SUPPLIED MATERIAL
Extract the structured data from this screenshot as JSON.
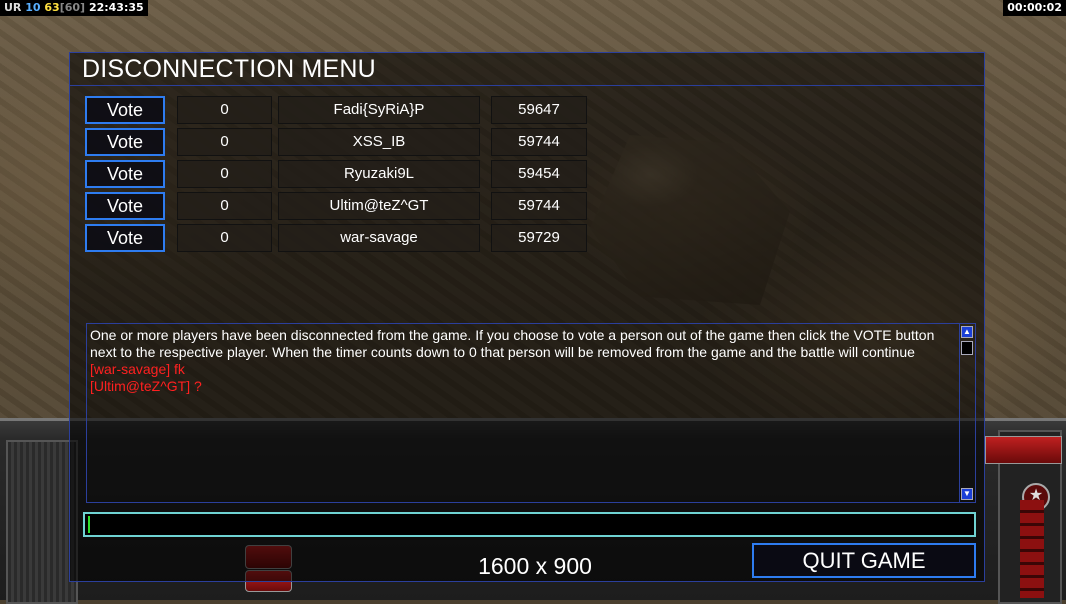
{
  "status_bar": {
    "left_ur": "UR",
    "left_10": "10",
    "left_63": "63",
    "left_60": "[60]",
    "left_clock": "22:43:35",
    "right_timer": "00:00:02"
  },
  "dialog": {
    "title": "DISCONNECTION MENU",
    "vote_label": "Vote",
    "players": [
      {
        "votes": "0",
        "name": "Fadi{SyRiA}P",
        "ping": "59647"
      },
      {
        "votes": "0",
        "name": "XSS_IB",
        "ping": "59744"
      },
      {
        "votes": "0",
        "name": "Ryuzaki9L",
        "ping": "59454"
      },
      {
        "votes": "0",
        "name": "Ultim@teZ^GT",
        "ping": "59744"
      },
      {
        "votes": "0",
        "name": "war-savage",
        "ping": "59729"
      }
    ],
    "chat": {
      "info": "One or more players have been disconnected from the game. If you choose to vote a person out of the game then click the VOTE button next to the respective player. When the timer counts down to 0 that person will be removed from the game and the battle will continue",
      "messages": [
        "[war-savage] fk",
        "[Ultim@teZ^GT] ?"
      ]
    },
    "chat_input_value": "",
    "resolution_label": "1600 x 900",
    "quit_label": "QUIT GAME"
  },
  "colors": {
    "border_blue": "#2b3f9c",
    "button_blue": "#2e7cf0",
    "chat_red": "#ff2020",
    "input_cyan": "#6fd3d3"
  }
}
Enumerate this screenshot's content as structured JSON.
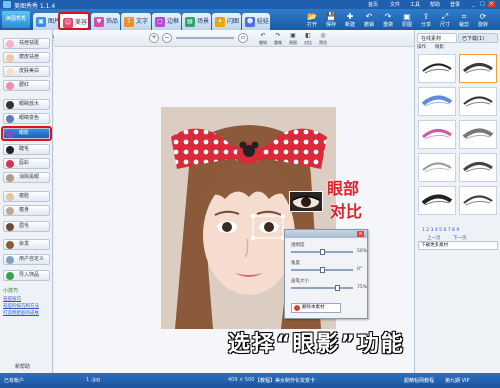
{
  "app": {
    "title": "美图秀秀 1.1.4"
  },
  "menu": [
    "首页",
    "文件",
    "工具",
    "帮助",
    "登录",
    "在线"
  ],
  "window_buttons": [
    "_",
    "□",
    "×"
  ],
  "logo": "美图秀秀",
  "tabs": [
    {
      "label": "图片处理",
      "color": "#3a8de0"
    },
    {
      "label": "美容",
      "color": "#e34a70",
      "active": true
    },
    {
      "label": "饰品",
      "color": "#d14fa8"
    },
    {
      "label": "文字",
      "color": "#f08f2a"
    },
    {
      "label": "边框",
      "color": "#b44ad2"
    },
    {
      "label": "场景",
      "color": "#2fa36b"
    },
    {
      "label": "闪图",
      "color": "#e8a800"
    },
    {
      "label": "娃娃",
      "color": "#4a6fe0"
    }
  ],
  "toolbar_buttons": [
    "打开",
    "保存",
    "新建",
    "撤销",
    "重做",
    "原图",
    "分享",
    "尺寸",
    "裁剪",
    "旋转"
  ],
  "left_panel": {
    "items": [
      "祛痘祛斑",
      "磨皮祛痘",
      "皮肤美白",
      "腮红",
      "眼睛放大",
      "眼睛变色",
      "眼影",
      "睫毛",
      "唇彩",
      "消除黑眼",
      "瘦脸",
      "瘦身",
      "眉毛",
      "染发",
      "用户自定义"
    ],
    "selected_index": 6,
    "import_label": "导入饰品",
    "tip_title": "小技巧",
    "links": [
      "祛痘技巧",
      "祛痘的技巧和方法",
      "打造明星般的皮肤"
    ],
    "footer": "新帮助"
  },
  "center_toolbar": {
    "buttons": [
      "撤销",
      "重做",
      "原图",
      "对比",
      "预览"
    ]
  },
  "photo": {
    "annotation_eye": "眼部",
    "annotation_cmp": "对比"
  },
  "float_panel": {
    "rows": [
      {
        "label": "透明度",
        "value": "50%",
        "fraction": 0.5
      },
      {
        "label": "角度",
        "value": "0°",
        "fraction": 0.5
      },
      {
        "label": "画笔大小",
        "value": "75%",
        "fraction": 0.75
      }
    ],
    "button": "删除本素材"
  },
  "right_panel": {
    "tabs": [
      "在线素材",
      "已下载(1)"
    ],
    "sub_tabs": [
      "操作",
      "眼影"
    ],
    "pagination": "1 2 3 4 5 6 7 8 9",
    "nav": [
      "上一页",
      "下一页"
    ],
    "material_text": "下载更多素材",
    "bottom_label": "下载更多素材"
  },
  "status": {
    "left": "已有帐户",
    "count": "1 .jpg",
    "size": "409 × 500",
    "center": "【教程】美女制作化妆变卡",
    "right": [
      "超精帖网教程",
      "第九期 VIP"
    ]
  },
  "caption": "选择“眼影”功能"
}
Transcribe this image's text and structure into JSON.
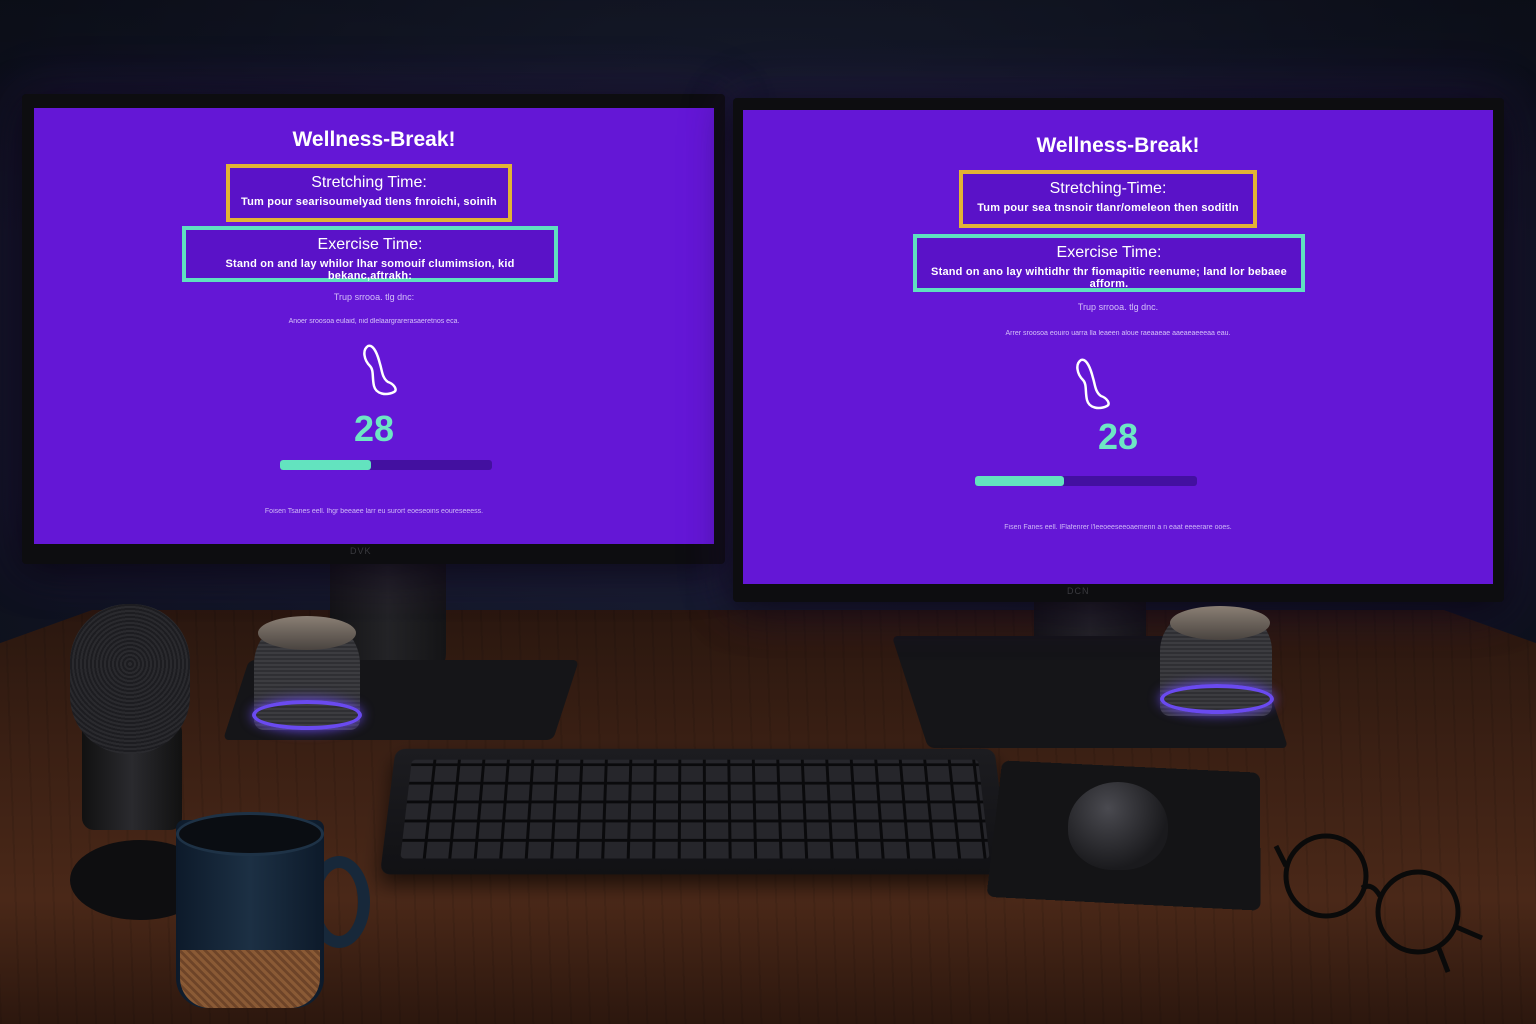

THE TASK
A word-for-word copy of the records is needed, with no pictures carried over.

RESULT FOR THIS EXERCISE
Extract the structured data from this screenshot as JSON.
{
  "status_bar": {
    "left_ur": "UR",
    "left_10": "10",
    "left_63": "63",
    "left_60": "[60]",
    "left_clock": "22:43:35",
    "right_timer": "00:00:02"
  },
  "dialog": {
    "title": "DISCONNECTION MENU",
    "vote_label": "Vote",
    "players": [
      {
        "votes": "0",
        "name": "Fadi{SyRiA}P",
        "ping": "59647"
      },
      {
        "votes": "0",
        "name": "XSS_IB",
        "ping": "59744"
      },
      {
        "votes": "0",
        "name": "Ryuzaki9L",
        "ping": "59454"
      },
      {
        "votes": "0",
        "name": "Ultim@teZ^GT",
        "ping": "59744"
      },
      {
        "votes": "0",
        "name": "war-savage",
        "ping": "59729"
      }
    ],
    "chat": {
      "info": "One or more players have been disconnected from the game. If you choose to vote a person out of the game then click the VOTE button next to the respective player. When the timer counts down to 0 that person will be removed from the game and the battle will continue",
      "messages": [
        "[war-savage] fk",
        "[Ultim@teZ^GT] ?"
      ]
    },
    "chat_input_value": "",
    "resolution_label": "1600 x 900",
    "quit_label": "QUIT GAME"
  },
  "colors": {
    "border_blue": "#2b3f9c",
    "button_blue": "#2e7cf0",
    "chat_red": "#ff2020",
    "input_cyan": "#6fd3d3"
  }
}
Enumerate this screenshot's content as structured JSON.
{
  "app": {
    "title": "美图秀秀 1.1.4"
  },
  "menu": [
    "首页",
    "文件",
    "工具",
    "帮助",
    "登录",
    "在线"
  ],
  "window_buttons": [
    "_",
    "□",
    "×"
  ],
  "logo": "美图秀秀",
  "tabs": [
    {
      "label": "图片处理",
      "color": "#3a8de0"
    },
    {
      "label": "美容",
      "color": "#e34a70",
      "active": true
    },
    {
      "label": "饰品",
      "color": "#d14fa8"
    },
    {
      "label": "文字",
      "color": "#f08f2a"
    },
    {
      "label": "边框",
      "color": "#b44ad2"
    },
    {
      "label": "场景",
      "color": "#2fa36b"
    },
    {
      "label": "闪图",
      "color": "#e8a800"
    },
    {
      "label": "娃娃",
      "color": "#4a6fe0"
    }
  ],
  "toolbar_buttons": [
    "打开",
    "保存",
    "新建",
    "撤销",
    "重做",
    "原图",
    "分享",
    "尺寸",
    "裁剪",
    "旋转"
  ],
  "left_panel": {
    "items": [
      "祛痘祛斑",
      "磨皮祛痘",
      "皮肤美白",
      "腮红",
      "眼睛放大",
      "眼睛变色",
      "眼影",
      "睫毛",
      "唇彩",
      "消除黑眼",
      "瘦脸",
      "瘦身",
      "眉毛",
      "染发",
      "用户自定义"
    ],
    "selected_index": 6,
    "import_label": "导入饰品",
    "tip_title": "小技巧",
    "links": [
      "祛痘技巧",
      "祛痘的技巧和方法",
      "打造明星般的皮肤"
    ],
    "footer": "新帮助"
  },
  "center_toolbar": {
    "buttons": [
      "撤销",
      "重做",
      "原图",
      "对比",
      "预览"
    ]
  },
  "photo": {
    "annotation_eye": "眼部",
    "annotation_cmp": "对比"
  },
  "float_panel": {
    "rows": [
      {
        "label": "透明度",
        "value": "50%",
        "fraction": 0.5
      },
      {
        "label": "角度",
        "value": "0°",
        "fraction": 0.5
      },
      {
        "label": "画笔大小",
        "value": "75%",
        "fraction": 0.75
      }
    ],
    "button": "删除本素材"
  },
  "right_panel": {
    "tabs": [
      "在线素材",
      "已下载(1)"
    ],
    "sub_tabs": [
      "操作",
      "眼影"
    ],
    "pagination": "1 2 3 4 5 6 7 8 9",
    "nav": [
      "上一页",
      "下一页"
    ],
    "material_text": "下载更多素材",
    "bottom_label": "下载更多素材"
  },
  "status": {
    "left": "已有帐户",
    "count": "1 .jpg",
    "size": "409 × 500",
    "center": "【教程】美女制作化妆变卡",
    "right": [
      "超精帖网教程",
      "第九期 VIP"
    ]
  },
  "caption": "选择“眼影”功能"
}
Transcribe this image's text and structure into JSON.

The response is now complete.